### Work required
Within the entries that follow, show each line where the word "layout" occurs.

### Information given
-- -- --

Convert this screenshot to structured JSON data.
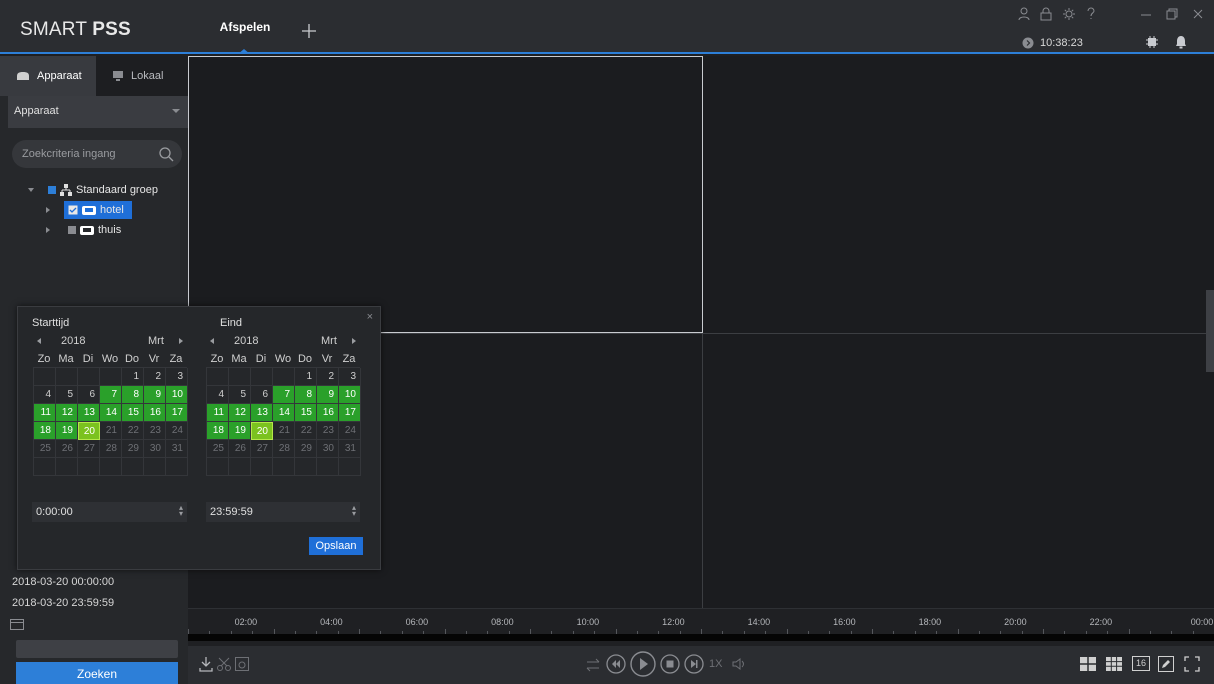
{
  "app": {
    "logo_prefix": "SMART ",
    "logo_bold": "PSS",
    "active_tab": "Afspelen",
    "clock": "10:38:23",
    "accent_color": "#2d7fd8",
    "icons": [
      "user-icon",
      "lock-icon",
      "gear-icon",
      "help-icon",
      "minimize-icon",
      "restore-icon",
      "close-icon",
      "clock-icon",
      "cpu-icon",
      "bell-icon",
      "plus-icon"
    ]
  },
  "sidebar": {
    "tabs": [
      {
        "label": "Apparaat"
      },
      {
        "label": "Lokaal"
      }
    ],
    "dropdown_value": "Apparaat",
    "search_placeholder": "Zoekcriteria ingang",
    "tree": {
      "group": "Standaard groep",
      "devices": [
        {
          "label": "hotel",
          "selected": true
        },
        {
          "label": "thuis",
          "selected": false
        }
      ]
    },
    "start_datetime": "2018-03-20 00:00:00",
    "end_datetime": "2018-03-20 23:59:59",
    "search_button": "Zoeken"
  },
  "popup": {
    "close": "×",
    "start": {
      "label": "Starttijd",
      "year": "2018",
      "month": "Mrt",
      "time": "0:00:00"
    },
    "end": {
      "label": "Eind",
      "year": "2018",
      "month": "Mrt",
      "time": "23:59:59"
    },
    "weekdays": [
      "Zo",
      "Ma",
      "Di",
      "Wo",
      "Do",
      "Vr",
      "Za"
    ],
    "save_button": "Opslaan",
    "days": [
      [
        "",
        "",
        "",
        "",
        "1",
        "2",
        "3"
      ],
      [
        "4",
        "5",
        "6",
        "7",
        "8",
        "9",
        "10"
      ],
      [
        "11",
        "12",
        "13",
        "14",
        "15",
        "16",
        "17"
      ],
      [
        "18",
        "19",
        "20",
        "21",
        "22",
        "23",
        "24"
      ],
      [
        "25",
        "26",
        "27",
        "28",
        "29",
        "30",
        "31"
      ],
      [
        "",
        "",
        "",
        "",
        "",
        "",
        ""
      ]
    ],
    "recorded_days": [
      "7",
      "8",
      "9",
      "10",
      "11",
      "12",
      "13",
      "14",
      "15",
      "16",
      "17",
      "18",
      "19"
    ],
    "selected_day": "20",
    "future_days": [
      "21",
      "22",
      "23",
      "24",
      "25",
      "26",
      "27",
      "28",
      "29",
      "30",
      "31"
    ]
  },
  "timeline": {
    "labels": [
      "02:00",
      "04:00",
      "06:00",
      "08:00",
      "10:00",
      "12:00",
      "14:00",
      "16:00",
      "18:00",
      "20:00",
      "22:00",
      "00:00"
    ]
  },
  "playback": {
    "speed": "1X",
    "grid_16_label": "16",
    "icons": [
      "download-icon",
      "scissors-icon",
      "snapshot-icon",
      "sync-icon",
      "rewind-icon",
      "play-icon",
      "stop-icon",
      "step-icon",
      "volume-icon",
      "layout-4-icon",
      "layout-9-icon",
      "layout-16-icon",
      "edit-icon",
      "fullscreen-icon"
    ]
  }
}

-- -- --

### Answer for the task
      "layout-4-icon",
      "layout-9-icon",
      "layout-16-icon",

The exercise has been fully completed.